DEET is considered the gold standard. To repel mosquitoes and ticks, the Centers for Disease Control (CDC) recommends using a product with at least 20% DEET. Higher concentrations provide longer protection. If you only need coverage for a few hours in the morning or evening, there are many products with around a 25-40% concentration.
DEET has been on the market since 1957. The EPA (the agency that regulates insecticides) considers DEET to be of “low acute toxicity” and believes that “the normal use of DEET does not present a health concern to the general U.S. population.”
The EPA also classifies DEET as a Group D carcinogen; that is, it does not cause cancer.
There have been some very rare reports of neurological problems related to DEET, associated with long-term use and misuse of the product (such as swallowing it). But the most common side effect is skin irritation, especially if it gets in the eyes. Apply carefully. Oh, and it smells bad and stains clothing.
The EPA estimates adverse reactions at around 1 in 100 million persons. In my opinion, that’s pretty safe.
DEET products are readily available and inexpensive.
A few years ago I was on vacation in Belize and Guatemala. I used my DEET while friends insisted on using sprays with “natural” ingredients like rosemary and citronella. Within two days they were begging me for my DEET, and I had significantly fewer bites than they did.
This chemical is another effective bug repellent, although the CDC recommends it only for mosquitoes, not ticks. It’s been used in the US since 2005 and is also considered by the EPA to be of “relatively low acute toxicity.”
A concentration of 20% lasts for up to 8 hours and is as effective as a 30% concentration of DEET. It also doesn’t smell, irritate your eyes and skin, or dissolve plastics.
It costs about the same as DEET and is available in many products.
IR3535 and oil of lemon eucalyptus
Both of these bug repellents have really long chemical names, but they are plant-based oils and therefore not regulated by the EPA or the FDA.
Labels for these bug repellents often use the phrase “botanicals,” “organic” or “all natural.”
Oil of lemon eucalyptus can be very irritating to the skin and eyes, and it isn’t recommended for children younger than 3.
If you only want casual protection against an occasional mosquito, these will offer some protection. Aggressive or disease-carrying insects? I wouldn’t risk it. Neither has been found to be as effective as DEET or picaridin.
And the trendy wrists bands or stickers infused with the oil of lemon eucalyptus? The chemical simply can’t surround your body and provide adequate protection. Again, I just wouldn’t risk it.
It’s available as a spray and should only be used on clothing.
Using a combination of DEET, Picaridin, or IR3535 in combination with permethrin-treated clothing has been shown to be more effective than either by itself.
Look for sprays with a 0.5% concentration of permethrin. Follow the directions carefully! Permethrin is toxic to fish, bees, and other beneficial insects.
Keep in mind

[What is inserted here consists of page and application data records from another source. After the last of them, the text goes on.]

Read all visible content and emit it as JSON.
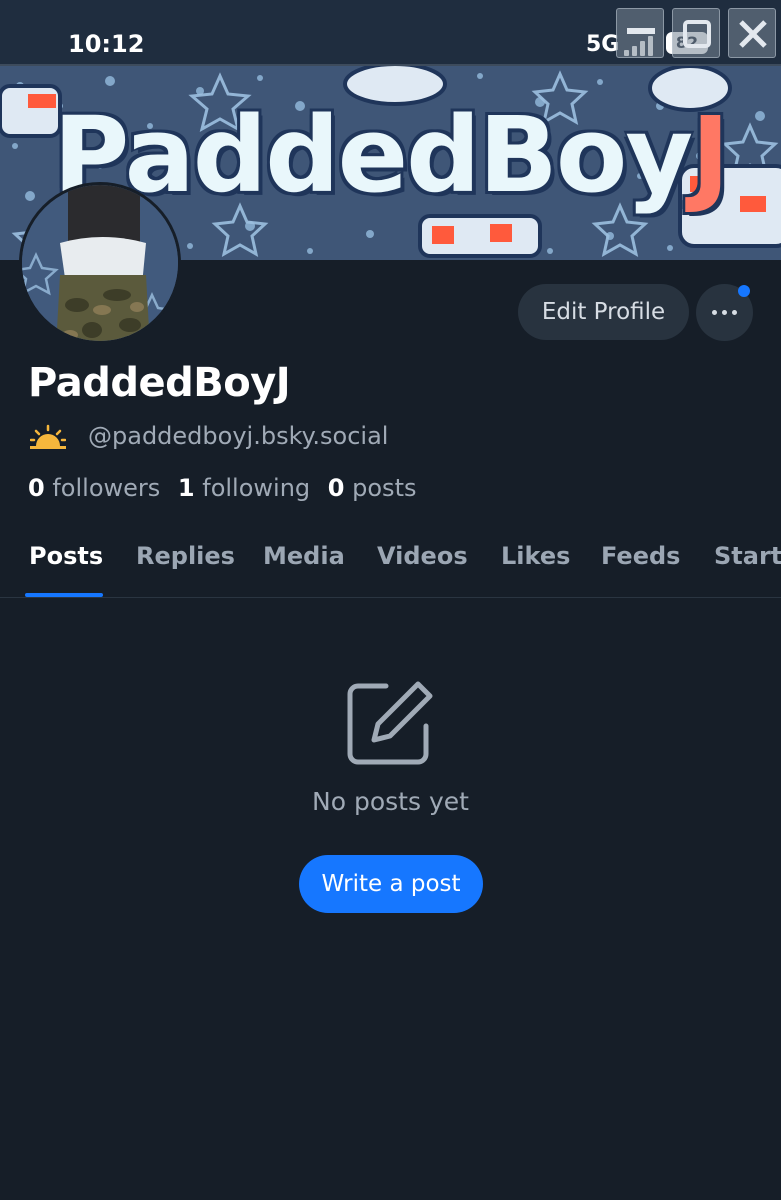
{
  "status_bar": {
    "time": "10:12",
    "network": "5G",
    "battery": "82",
    "icons": [
      "signal-icon",
      "minimize-icon",
      "restore-icon",
      "close-icon"
    ]
  },
  "banner": {
    "title_main": "PaddedBoy",
    "title_accent": "J",
    "colors": {
      "background": "#3f5677",
      "title": "#e9f7fb",
      "accent": "#ff7864"
    }
  },
  "profile": {
    "display_name": "PaddedBoyJ",
    "handle": "@paddedboyj.bsky.social",
    "handle_icon": "sun-icon",
    "edit_label": "Edit Profile",
    "more_icon": "ellipsis-icon",
    "stats": {
      "followers_count": "0",
      "followers_label": "followers",
      "following_count": "1",
      "following_label": "following",
      "posts_count": "0",
      "posts_label": "posts"
    }
  },
  "tabs": [
    {
      "label": "Posts",
      "active": true
    },
    {
      "label": "Replies",
      "active": false
    },
    {
      "label": "Media",
      "active": false
    },
    {
      "label": "Videos",
      "active": false
    },
    {
      "label": "Likes",
      "active": false
    },
    {
      "label": "Feeds",
      "active": false
    },
    {
      "label": "Starte",
      "active": false
    }
  ],
  "empty_state": {
    "icon": "edit-icon",
    "text": "No posts yet",
    "button_label": "Write a post"
  },
  "colors": {
    "background": "#161e28",
    "accent": "#1677ff",
    "muted_text": "#a0aab6"
  }
}
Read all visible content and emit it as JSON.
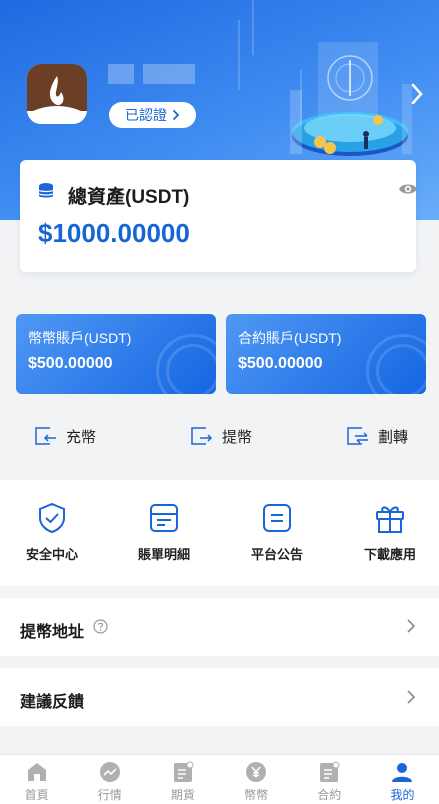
{
  "header": {
    "verified_label": "已認證",
    "colors": {
      "primary": "#1766d6",
      "header_gradient_start": "#1f6ae0",
      "header_gradient_end": "#69aef8"
    }
  },
  "assets": {
    "title": "總資產(USDT)",
    "value": "$1000.00000"
  },
  "accounts": [
    {
      "label": "幣幣賬戶(USDT)",
      "value": "$500.00000"
    },
    {
      "label": "合約賬戶(USDT)",
      "value": "$500.00000"
    }
  ],
  "actions": [
    {
      "label": "充幣",
      "icon": "deposit-icon"
    },
    {
      "label": "提幣",
      "icon": "withdraw-icon"
    },
    {
      "label": "劃轉",
      "icon": "transfer-icon"
    }
  ],
  "features": [
    {
      "label": "安全中心",
      "icon": "shield-check-icon"
    },
    {
      "label": "賬單明細",
      "icon": "bill-icon"
    },
    {
      "label": "平台公告",
      "icon": "announcement-icon"
    },
    {
      "label": "下載應用",
      "icon": "gift-icon"
    }
  ],
  "menu": [
    {
      "label": "提幣地址",
      "icon": "help-icon"
    },
    {
      "label": "建議反饋"
    }
  ],
  "tabbar": {
    "active_index": 5,
    "tabs": [
      {
        "label": "首頁",
        "icon": "home-icon"
      },
      {
        "label": "行情",
        "icon": "market-icon"
      },
      {
        "label": "期貨",
        "icon": "futures-icon"
      },
      {
        "label": "幣幣",
        "icon": "coin-icon"
      },
      {
        "label": "合約",
        "icon": "contract-icon"
      },
      {
        "label": "我的",
        "icon": "user-icon"
      }
    ]
  }
}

- Higher concentrations of active ingredients provide longer protection. Look for at least 30% DEET and 20% picaridin.
- Higher concentrations of DEET provide longer protection than picaridin against aggressive insects (ever been to Alaska in the summer?).

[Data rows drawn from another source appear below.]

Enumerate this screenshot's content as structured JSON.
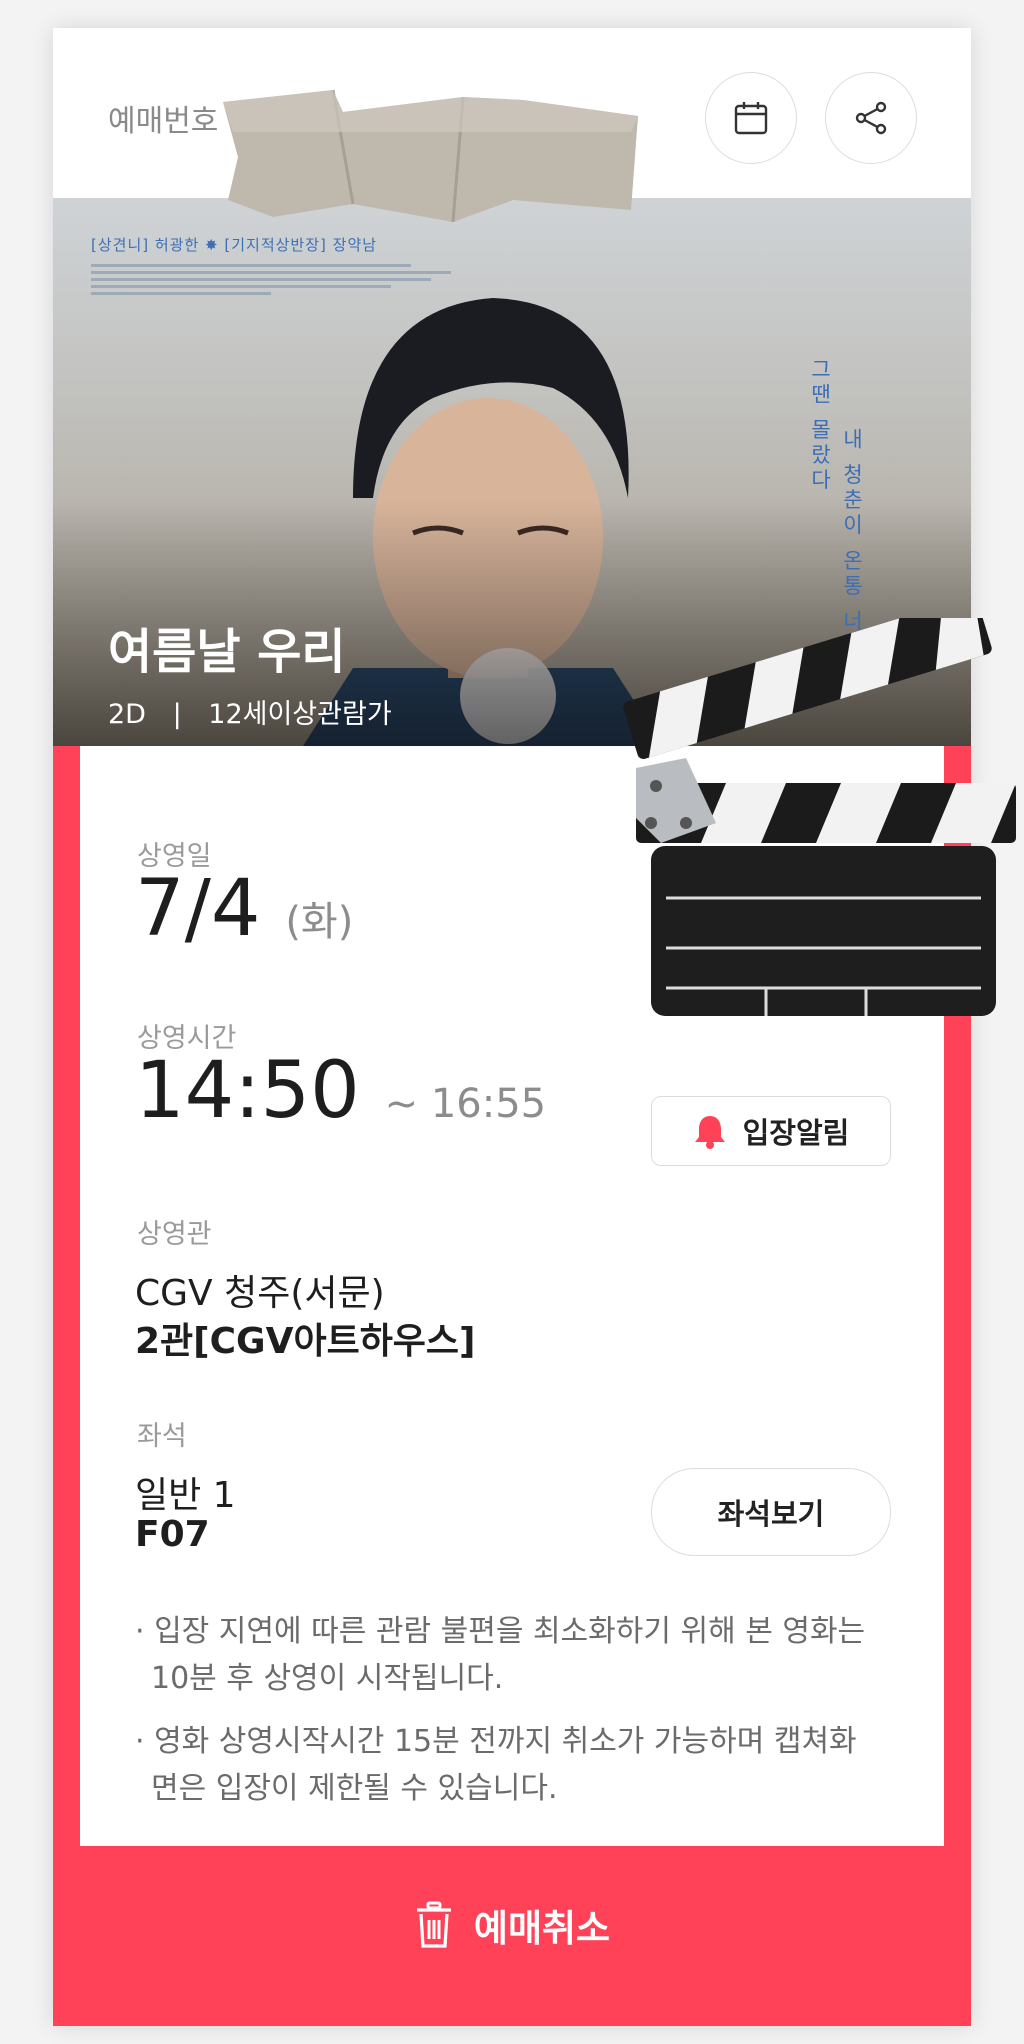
{
  "header": {
    "booking_label": "예매번호",
    "calendar_icon": "calendar-icon",
    "share_icon": "share-icon"
  },
  "poster": {
    "credit_line": "[상견니] 허광한 ✸ [기지적상반장] 장약남",
    "vertical_copy_1": "그땐 몰랐다",
    "vertical_copy_2": "내 청춘이 온통 너로 물",
    "movie_title": "여름날 우리",
    "format": "2D",
    "separator": "|",
    "rating": "12세이상관람가"
  },
  "details": {
    "date_label": "상영일",
    "date_value": "7/4",
    "date_weekday": "(화)",
    "time_label": "상영시간",
    "start_time": "14:50",
    "end_time": "~ 16:55",
    "alarm_button": "입장알림",
    "theater_label": "상영관",
    "theater_name": "CGV 청주(서문)",
    "screen_name": "2관[CGV아트하우스]",
    "seat_label": "좌석",
    "seat_type": "일반 1",
    "seat_number": "F07",
    "seat_button": "좌석보기"
  },
  "notes": [
    "· 입장 지연에 따른 관람 불편을 최소화하기 위해 본 영화는 10분 후 상영이 시작됩니다.",
    "· 영화 상영시작시간 15분 전까지 취소가 가능하며 캡쳐화면은 입장이 제한될 수 있습니다."
  ],
  "footer": {
    "cancel_label": "예매취소"
  },
  "colors": {
    "accent": "#ff4257",
    "label_gray": "#9a9a9a",
    "poster_text_blue": "#3b6eb6"
  }
}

- Children should use lower concentrations (less than 30% DEET).
- Infants under the age of 2 months should not use insect repellents.
- Combined sunscreen/bug repellents should not be used. Bug repellent should be applied once a day; sunscreen needs to be applied several times a day.
- If using a sunscreen as well, apply it first.
- Permethrin can be harmful to cats.
- Citronella doesn’t work. Period.
Related post: Use home pesticides with caution